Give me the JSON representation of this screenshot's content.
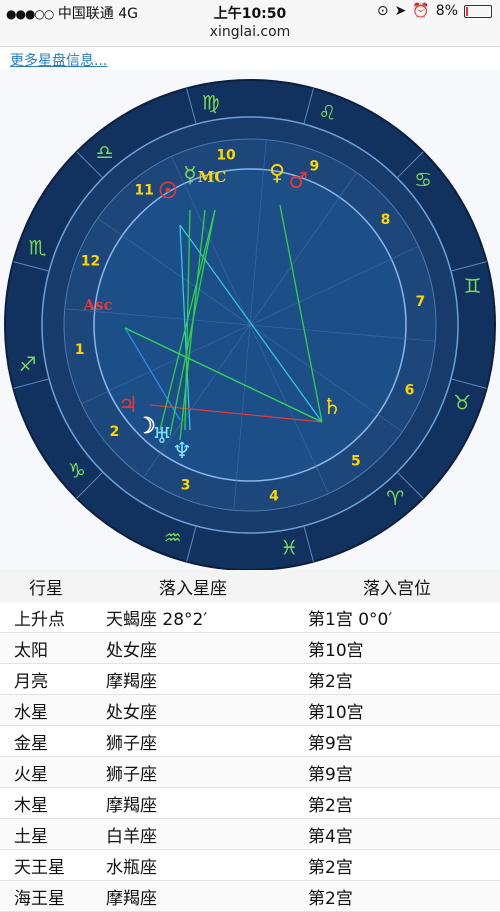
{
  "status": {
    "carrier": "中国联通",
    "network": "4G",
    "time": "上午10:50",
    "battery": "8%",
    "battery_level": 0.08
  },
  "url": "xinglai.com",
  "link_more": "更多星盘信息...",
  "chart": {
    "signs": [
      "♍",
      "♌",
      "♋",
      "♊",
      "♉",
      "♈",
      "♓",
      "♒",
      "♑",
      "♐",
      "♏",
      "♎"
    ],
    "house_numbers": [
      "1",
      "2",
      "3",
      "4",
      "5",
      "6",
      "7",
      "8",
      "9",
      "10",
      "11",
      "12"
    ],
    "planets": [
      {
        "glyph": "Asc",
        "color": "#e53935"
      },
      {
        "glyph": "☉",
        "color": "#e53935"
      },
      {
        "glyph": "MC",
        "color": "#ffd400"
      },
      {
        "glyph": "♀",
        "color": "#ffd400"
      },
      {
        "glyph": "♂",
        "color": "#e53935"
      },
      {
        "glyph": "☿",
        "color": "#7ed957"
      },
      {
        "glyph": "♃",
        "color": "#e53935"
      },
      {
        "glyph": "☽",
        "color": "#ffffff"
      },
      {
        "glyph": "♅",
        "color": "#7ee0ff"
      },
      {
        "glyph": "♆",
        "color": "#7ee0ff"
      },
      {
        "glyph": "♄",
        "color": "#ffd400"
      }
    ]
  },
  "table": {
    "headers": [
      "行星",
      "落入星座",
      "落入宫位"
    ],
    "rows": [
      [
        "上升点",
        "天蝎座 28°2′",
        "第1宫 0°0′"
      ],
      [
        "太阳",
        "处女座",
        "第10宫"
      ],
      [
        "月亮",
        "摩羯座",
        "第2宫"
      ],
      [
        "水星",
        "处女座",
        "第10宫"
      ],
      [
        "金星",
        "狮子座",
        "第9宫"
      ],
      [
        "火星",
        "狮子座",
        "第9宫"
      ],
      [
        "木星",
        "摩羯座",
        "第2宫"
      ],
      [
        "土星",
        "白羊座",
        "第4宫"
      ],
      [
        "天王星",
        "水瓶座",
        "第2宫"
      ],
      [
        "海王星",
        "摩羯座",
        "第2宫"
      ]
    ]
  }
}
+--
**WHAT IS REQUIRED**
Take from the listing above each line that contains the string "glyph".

**YOUR SOLUTION**
        "glyph": "Asc",
        "glyph": "☉",
        "glyph": "MC",
        "glyph": "♀",
        "glyph": "♂",
        "glyph": "☿",
        "glyph": "♃",
        "glyph": "☽",
        "glyph": "♅",
        "glyph": "♆",
        "glyph": "♄",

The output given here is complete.